What qualities make an A Player immediately stand out?
Some qualities that immediately stand out for an A Player are as follows: accountability for results and integrity. Pay attention to the meetings you are in over the next week and notice how many employees and managers make excuses for missing goals, or do not take ownership or accountability for solving a problem. This is why the characteristics of A Players are so important. The A Players are also scrupulous in their integrity. Many people say one thing and then never follow through (or worse yet, tell a lie). A Players, on the other hand, have integrity— they consider someone not following through on their commitment as dishonest behavior.
“Talent is God given. Be humble. Fame is man-given. Be grateful. Conceit is self-given. Be careful.” -John Wooden
I love your “line of choice” image. When a leader sees someone falling into the trap of blaming and making excuses, what does she do to get the player back on track?
In our cultures everyone is trained on The Line of Choice. They’ll politely call out their teammate and ask, “Isn’t that comment below the line?” or “What does an above-the-line response look like?” Or they’ll use the ABC vernacular and ask, “What would an A Player say?” or “That sounds a lot like B Player talk to me.”
Copyright Rick Crossland. Used by permission.
How to Motivate an A Player
What motivates an A Player?
One thing great about A Players is the leader does not have to motivate them. In fact, they are self-motivated. A Players truly work for passion. They find purpose in the process itself. They are not coin operated. They focus on satisfying customers, making better products, and you know what? The money follows! In fact it flows much more freely than if they had focused on the money.
“A Players are self-motivated, work for passion, and find purpose in the process itself.” -Rick Crossland
Throughout the book, you reference ethics, morals, and character. You also talk about leaders with some big personal failings. Why do so many people fall into these traps? How do you guard against it?
So many people fall into poor ethics and moral character for a few reasons. One is that their environment lets them get away with it. I’d recommend you put your antenna up this week and see how many times people in your organization tell and get away with white lies or half-truths. Odds are you will be startled by what you find. Now the question is, are you holding them accountable to clean up their act? The other root cause is that people suffer from hubris. Many folks just don’t think the rules apply to them, or they think they won’t get caught.

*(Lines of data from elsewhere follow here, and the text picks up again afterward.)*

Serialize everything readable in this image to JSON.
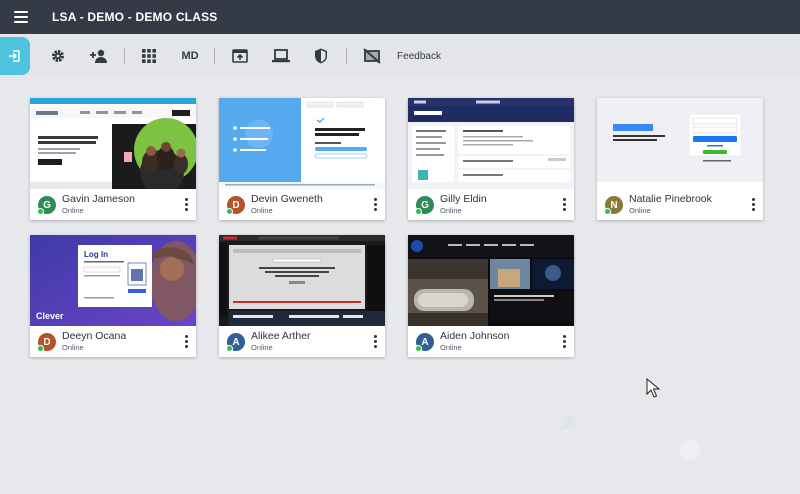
{
  "app": {
    "title": "LSA - DEMO - DEMO CLASS"
  },
  "toolbar": {
    "md_label": "MD",
    "feedback_label": "Feedback",
    "icons": [
      "exit-icon",
      "gear-icon",
      "add-person-icon",
      "grid-icon",
      "open-tab-icon",
      "screen-icon",
      "shield-icon",
      "screen-off-icon"
    ]
  },
  "colors": {
    "topbar": "#343b47",
    "accent": "#4fc3dd",
    "online": "#2cbf4e",
    "avatar_green": "#2e8b57",
    "avatar_rust": "#b3532a",
    "avatar_olive": "#8a7a3a",
    "avatar_blue": "#2f5f93"
  },
  "students": [
    {
      "name": "Gavin Jameson",
      "status": "Online",
      "initial": "G",
      "avatar_color": "#2e8b57"
    },
    {
      "name": "Devin Gweneth",
      "status": "Online",
      "initial": "D",
      "avatar_color": "#b3532a"
    },
    {
      "name": "Gilly Eldin",
      "status": "Online",
      "initial": "G",
      "avatar_color": "#2e8b57"
    },
    {
      "name": "Natalie Pinebrook",
      "status": "Online",
      "initial": "N",
      "avatar_color": "#8a7a3a"
    },
    {
      "name": "Deeyn Ocana",
      "status": "Online",
      "initial": "D",
      "avatar_color": "#b3532a"
    },
    {
      "name": "Alikee Arther",
      "status": "Online",
      "initial": "A",
      "avatar_color": "#2f5f93"
    },
    {
      "name": "Aiden Johnson",
      "status": "Online",
      "initial": "A",
      "avatar_color": "#2f5f93"
    }
  ],
  "screens": {
    "gavin": {
      "headline": "Lead with heart. Guide with LanSchool."
    },
    "devin": {
      "headline": "See what's happening in the world right now"
    },
    "gilly": {
      "heading": "Classroom"
    },
    "natalie": {
      "logo": "facebook",
      "tagline": "Connect with friends and the world around you on Facebook.",
      "button": "Log In"
    },
    "deeyn": {
      "title": "Log In",
      "brand": "Clever",
      "badge": "Clever"
    },
    "alikee": {
      "message": "This browser you're attempting to access is currently restricted."
    }
  }
}
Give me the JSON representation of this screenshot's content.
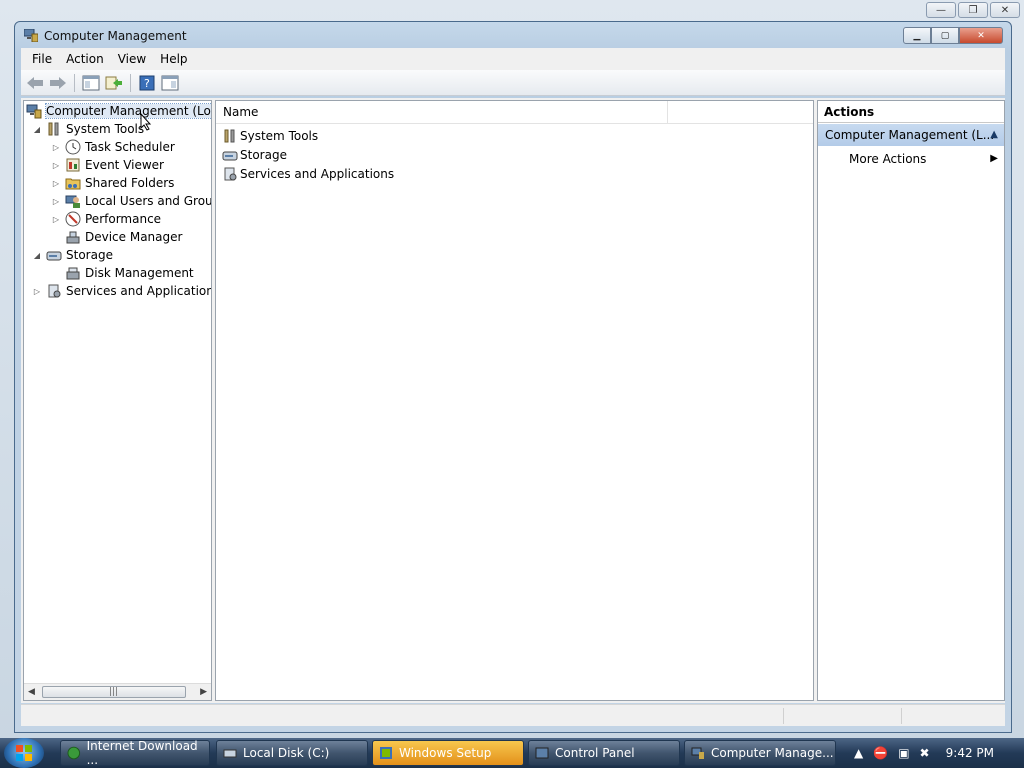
{
  "window": {
    "title": "Computer Management"
  },
  "menu": [
    "File",
    "Action",
    "View",
    "Help"
  ],
  "tree": {
    "root": "Computer Management (Local",
    "items": [
      {
        "label": "System Tools",
        "level": 1,
        "expander": "◢"
      },
      {
        "label": "Task Scheduler",
        "level": 2,
        "expander": "▷"
      },
      {
        "label": "Event Viewer",
        "level": 2,
        "expander": "▷"
      },
      {
        "label": "Shared Folders",
        "level": 2,
        "expander": "▷"
      },
      {
        "label": "Local Users and Groups",
        "level": 2,
        "expander": "▷"
      },
      {
        "label": "Performance",
        "level": 2,
        "expander": "▷"
      },
      {
        "label": "Device Manager",
        "level": 2,
        "expander": ""
      },
      {
        "label": "Storage",
        "level": 1,
        "expander": "◢"
      },
      {
        "label": "Disk Management",
        "level": 2,
        "expander": ""
      },
      {
        "label": "Services and Applications",
        "level": 1,
        "expander": "▷"
      }
    ]
  },
  "list": {
    "column_name": "Name",
    "items": [
      "System Tools",
      "Storage",
      "Services and Applications"
    ]
  },
  "actions": {
    "header": "Actions",
    "section": "Computer Management (L...",
    "more": "More Actions"
  },
  "taskbar": {
    "tasks": [
      {
        "label": "Internet Download ...",
        "active": false
      },
      {
        "label": "Local Disk (C:)",
        "active": false
      },
      {
        "label": "Windows Setup",
        "active": true
      },
      {
        "label": "Control Panel",
        "active": false
      },
      {
        "label": "Computer Manage...",
        "active": false
      }
    ],
    "clock": "9:42 PM"
  }
}
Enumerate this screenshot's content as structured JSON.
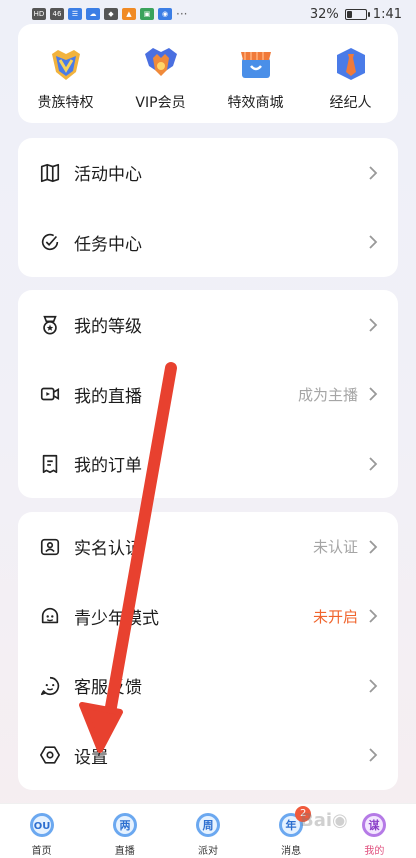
{
  "status_bar": {
    "left_chips": [
      "HD",
      "46",
      "☰",
      "▲"
    ],
    "battery_percent": "32%",
    "battery_level": 0.32,
    "time": "1:41"
  },
  "shortcuts": [
    {
      "label": "贵族特权",
      "icon": "noble-badge-icon"
    },
    {
      "label": "VIP会员",
      "icon": "vip-crown-icon"
    },
    {
      "label": "特效商城",
      "icon": "shop-icon"
    },
    {
      "label": "经纪人",
      "icon": "agent-icon"
    }
  ],
  "group1": [
    {
      "label": "活动中心",
      "icon": "map-icon"
    },
    {
      "label": "任务中心",
      "icon": "check-circle-icon"
    }
  ],
  "group2": [
    {
      "label": "我的等级",
      "icon": "level-medal-icon",
      "value": ""
    },
    {
      "label": "我的直播",
      "icon": "video-camera-icon",
      "value": "成为主播"
    },
    {
      "label": "我的订单",
      "icon": "receipt-icon",
      "value": ""
    }
  ],
  "group3": [
    {
      "label": "实名认证",
      "icon": "id-card-icon",
      "value": "未认证"
    },
    {
      "label": "青少年模式",
      "icon": "teen-mode-icon",
      "value": "未开启"
    },
    {
      "label": "客服反馈",
      "icon": "feedback-icon",
      "value": ""
    },
    {
      "label": "设置",
      "icon": "settings-hexagon-icon",
      "value": ""
    }
  ],
  "bottom_nav": [
    {
      "label": "首页",
      "glyph": "OU"
    },
    {
      "label": "直播",
      "glyph": "两"
    },
    {
      "label": "派对",
      "glyph": "周"
    },
    {
      "label": "消息",
      "glyph": "年",
      "badge": "2"
    },
    {
      "label": "我的",
      "glyph": "谋"
    }
  ],
  "colors": {
    "accent_orange": "#f0642c",
    "active_pink": "#e0507e",
    "arrow_red": "#e8412f"
  }
}
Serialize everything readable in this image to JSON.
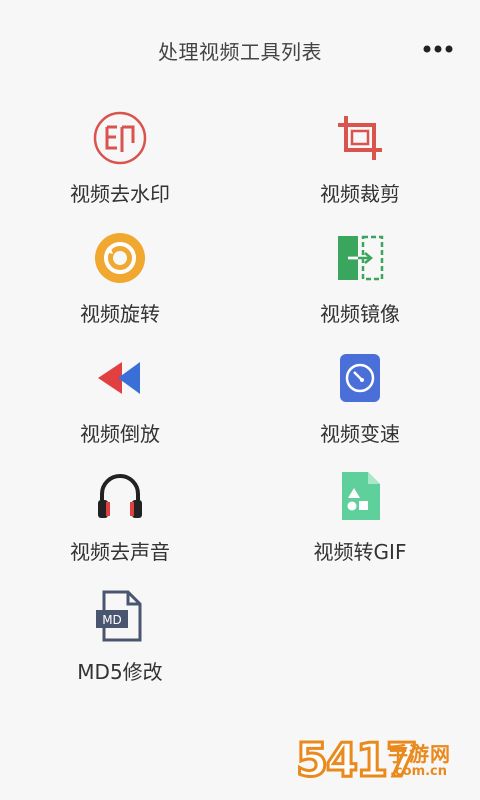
{
  "header": {
    "title": "处理视频工具列表",
    "more_icon": "more-dots-icon"
  },
  "tools": [
    {
      "label": "视频去水印",
      "icon": "watermark-remove-icon",
      "color": "#d9534f"
    },
    {
      "label": "视频裁剪",
      "icon": "crop-icon",
      "color": "#d9534f"
    },
    {
      "label": "视频旋转",
      "icon": "rotate-icon",
      "color": "#f0a830"
    },
    {
      "label": "视频镜像",
      "icon": "mirror-icon",
      "color": "#3aa55c"
    },
    {
      "label": "视频倒放",
      "icon": "rewind-icon",
      "color": "#e04040"
    },
    {
      "label": "视频变速",
      "icon": "speed-dial-icon",
      "color": "#4a6fd8"
    },
    {
      "label": "视频去声音",
      "icon": "headphones-icon",
      "color": "#222222"
    },
    {
      "label": "视频转GIF",
      "icon": "gif-file-icon",
      "color": "#5fcf9c"
    },
    {
      "label": "MD5修改",
      "icon": "md-file-icon",
      "color": "#4a5670"
    }
  ],
  "watermark": {
    "number": "5417",
    "cn_text": "手游网",
    "url": ".com.cn"
  }
}
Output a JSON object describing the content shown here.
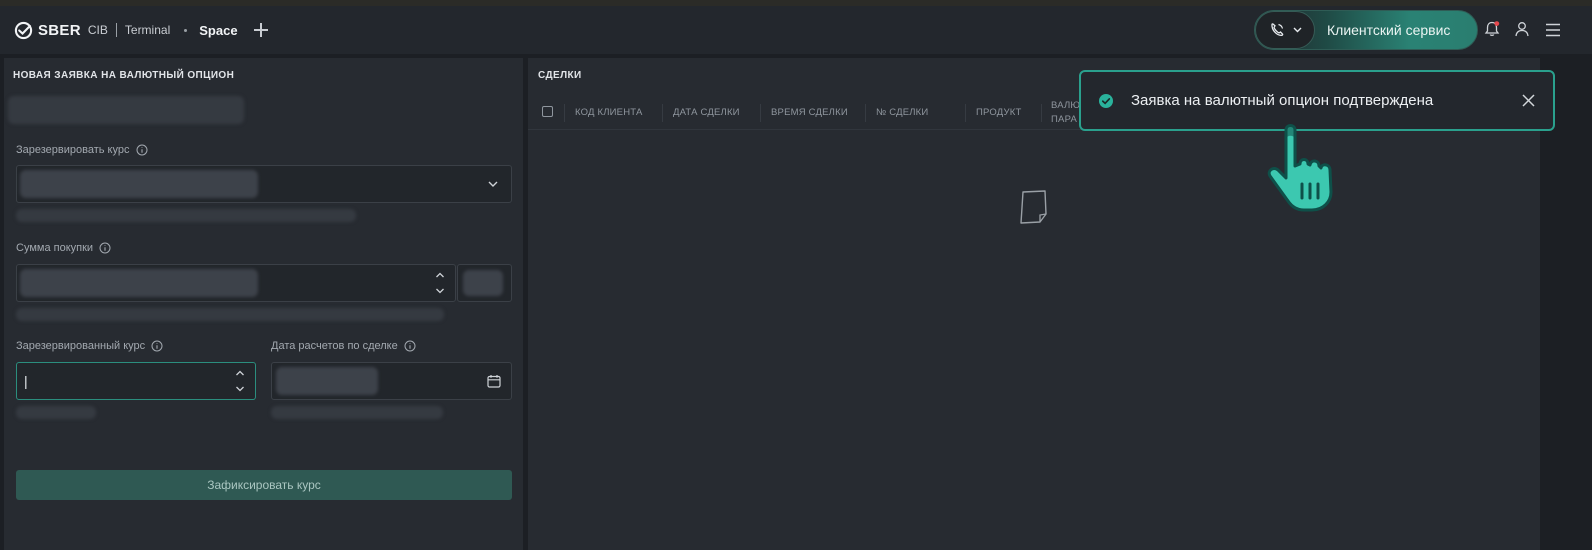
{
  "header": {
    "logo_brand": "SBER",
    "logo_cib": "CIB",
    "logo_terminal": "Terminal",
    "space_label": "Space",
    "client_service_label": "Клиентский сервис"
  },
  "left_panel": {
    "title": "НОВАЯ ЗАЯВКА НА ВАЛЮТНЫЙ ОПЦИОН",
    "reserve_rate_label": "Зарезервировать курс",
    "purchase_amount_label": "Сумма покупки",
    "reserved_rate_label": "Зарезервированный курс",
    "reserved_rate_value": "|",
    "settlement_date_label": "Дата расчетов по сделке",
    "fix_rate_button": "Зафиксировать курс"
  },
  "deals_panel": {
    "title": "СДЕЛКИ",
    "columns": [
      "КОД КЛИЕНТА",
      "ДАТА СДЕЛКИ",
      "ВРЕМЯ СДЕЛКИ",
      "№ СДЕЛКИ",
      "ПРОДУКТ",
      "ВАЛЮ",
      "ПАРА"
    ]
  },
  "toast": {
    "message": "Заявка на валютный опцион подтверждена"
  },
  "colors": {
    "accent": "#2aa08d",
    "button_bg": "#2f5953",
    "notification_dot": "#e5484d"
  }
}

The way to guard against weak ethical and moral character is to build a culture where there is transparency to our actions. Societal ethics are becoming more blurred by the day. Make the adage by Aldo Leopold, “Ethical behavior is doing the right thing when no one else is watching- even when doing the wrong thing is legal,” part of your culture’s DNA. Build your systems so someone is watching and holding others accountable. Finally, the leader sets the tone for the ethical mores of your organization. Part ways with leaders with shaky ethics.
The first step to strategizing what kind of team you want to lead is deciding what kind of story you want for your organization. What stories will your customers tell their friends and family? What stories will your employees tell their friends and family? Your business’s success and profitability depend on the stories that get told. Take the time to develop a story that captivates and engages.
Here’s an example. I have spoken many times around the world about a disastrous experience I had on Lufthansa Airlines over ten years ago. There is even a video of me available on the Internet telling the story. Personally, Lufthansa has lost over $350,000 in business that they could have potentially got from my international travels because of this experience.
Conversely, British Airways is one of my all-time favorite airlines because of the emotional connection I have with them. Why? What is the STORY that makes me go out of my way to do business with them?
“Your story must encompass your values.” –Robert Murray
It was New Years 2010, my daughter, then 19 years old, flew back to Europe to see her school friends and celebrate New Years with them. She had a lot of fun – apparently too much fun because when she was returning home, she had to transfer to the last leg of her trip at Heathrow Airport. While she was waiting for her next flight, she fell asleep in a chair at the gate and missed repeated PA announcements calling her to board her flight.